Every entry below should appear in the answer exactly as written, apart from the pictures.

Source records
◆ ◆ ◆ ◆ ◆

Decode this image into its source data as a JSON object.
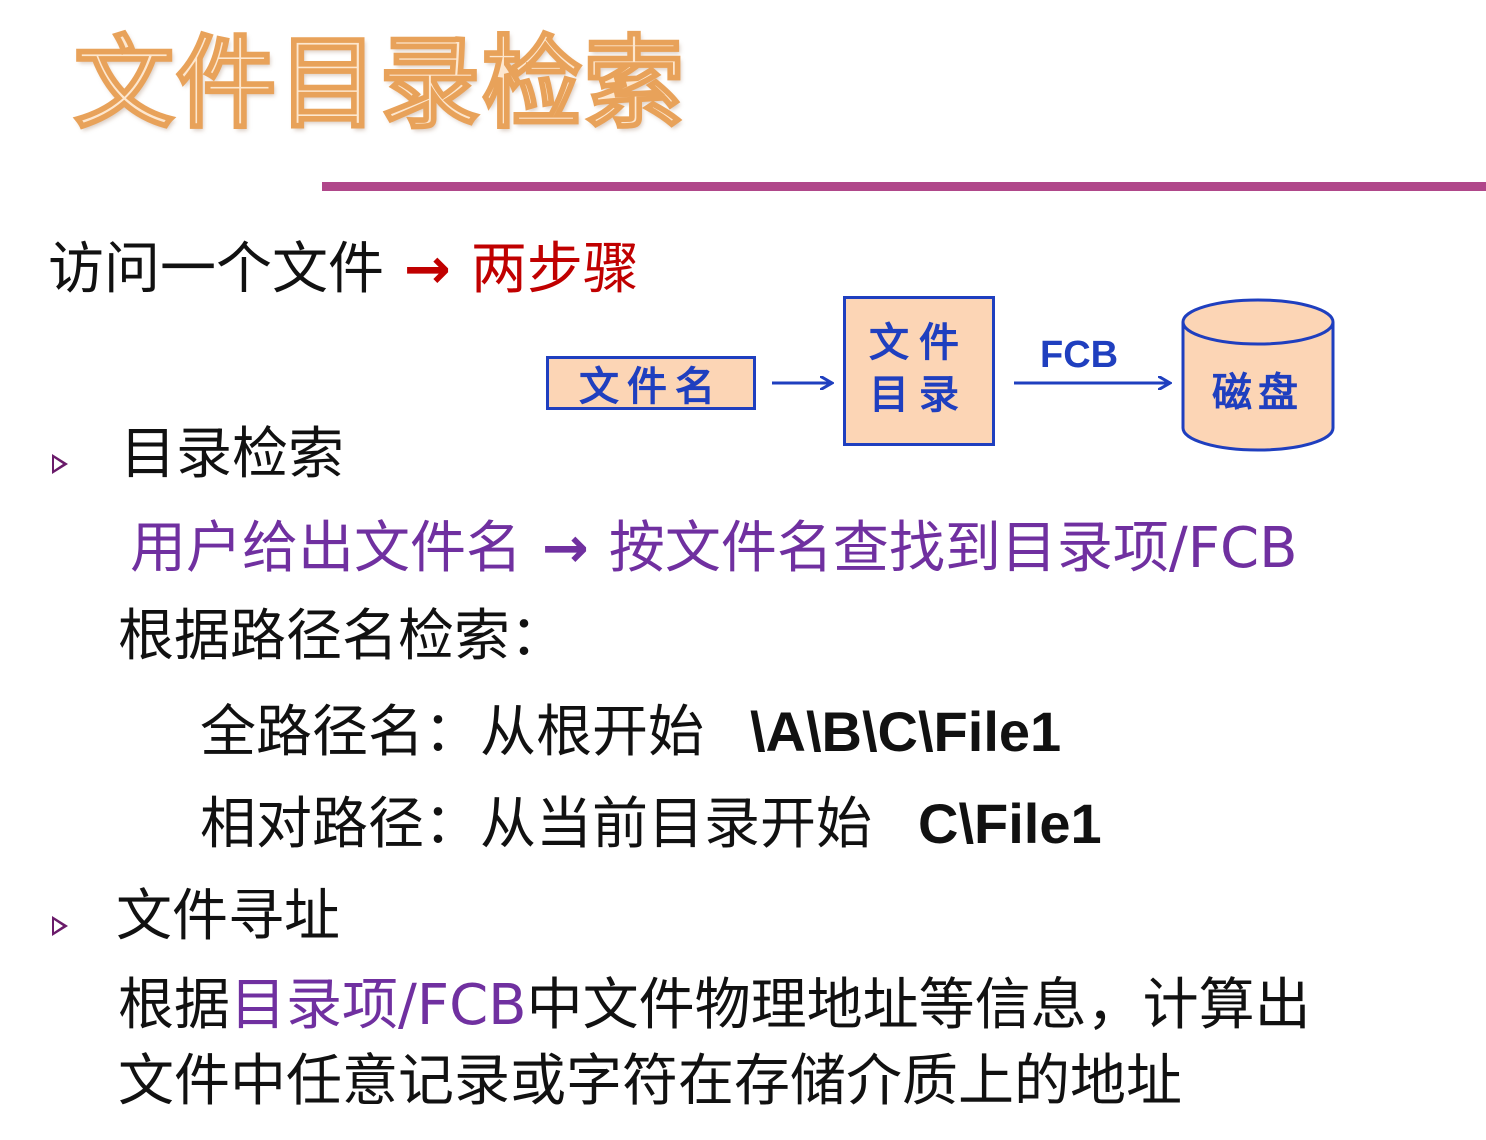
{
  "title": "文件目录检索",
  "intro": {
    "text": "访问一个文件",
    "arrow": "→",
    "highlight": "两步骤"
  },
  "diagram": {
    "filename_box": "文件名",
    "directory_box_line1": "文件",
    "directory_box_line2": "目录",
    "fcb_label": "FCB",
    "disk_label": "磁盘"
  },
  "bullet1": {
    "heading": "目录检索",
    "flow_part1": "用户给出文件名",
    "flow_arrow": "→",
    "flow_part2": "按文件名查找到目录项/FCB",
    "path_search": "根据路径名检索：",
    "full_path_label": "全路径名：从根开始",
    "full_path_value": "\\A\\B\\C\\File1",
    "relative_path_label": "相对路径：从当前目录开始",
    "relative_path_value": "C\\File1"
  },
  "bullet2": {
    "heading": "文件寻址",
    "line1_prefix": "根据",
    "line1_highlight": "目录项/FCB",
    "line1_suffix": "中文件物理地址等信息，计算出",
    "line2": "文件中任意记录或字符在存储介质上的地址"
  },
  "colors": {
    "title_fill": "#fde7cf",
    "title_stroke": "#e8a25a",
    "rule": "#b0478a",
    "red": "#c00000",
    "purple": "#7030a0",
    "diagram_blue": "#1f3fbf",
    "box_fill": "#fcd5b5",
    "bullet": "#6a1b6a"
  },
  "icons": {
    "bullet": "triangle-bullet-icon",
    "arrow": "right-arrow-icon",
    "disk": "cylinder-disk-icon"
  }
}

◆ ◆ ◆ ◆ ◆

Exercise response
Decode this image into its source data as a JSON object.
{
  "title": "文件目录检索",
  "intro": {
    "text": "访问一个文件",
    "arrow": "→",
    "highlight": "两步骤"
  },
  "diagram": {
    "filename_box": "文件名",
    "directory_box_line1": "文件",
    "directory_box_line2": "目录",
    "fcb_label": "FCB",
    "disk_label": "磁盘"
  },
  "bullet1": {
    "heading": "目录检索",
    "flow_part1": "用户给出文件名",
    "flow_arrow": "→",
    "flow_part2": "按文件名查找到目录项/FCB",
    "path_search": "根据路径名检索：",
    "full_path_label": "全路径名：从根开始",
    "full_path_value": "\\A\\B\\C\\File1",
    "relative_path_label": "相对路径：从当前目录开始",
    "relative_path_value": "C\\File1"
  },
  "bullet2": {
    "heading": "文件寻址",
    "line1_prefix": "根据",
    "line1_highlight": "目录项/FCB",
    "line1_suffix": "中文件物理地址等信息，计算出",
    "line2": "文件中任意记录或字符在存储介质上的地址"
  },
  "colors": {
    "title_fill": "#fde7cf",
    "title_stroke": "#e8a25a",
    "rule": "#b0478a",
    "red": "#c00000",
    "purple": "#7030a0",
    "diagram_blue": "#1f3fbf",
    "box_fill": "#fcd5b5",
    "bullet": "#6a1b6a"
  },
  "icons": {
    "bullet": "triangle-bullet-icon",
    "arrow": "right-arrow-icon",
    "disk": "cylinder-disk-icon"
  }
}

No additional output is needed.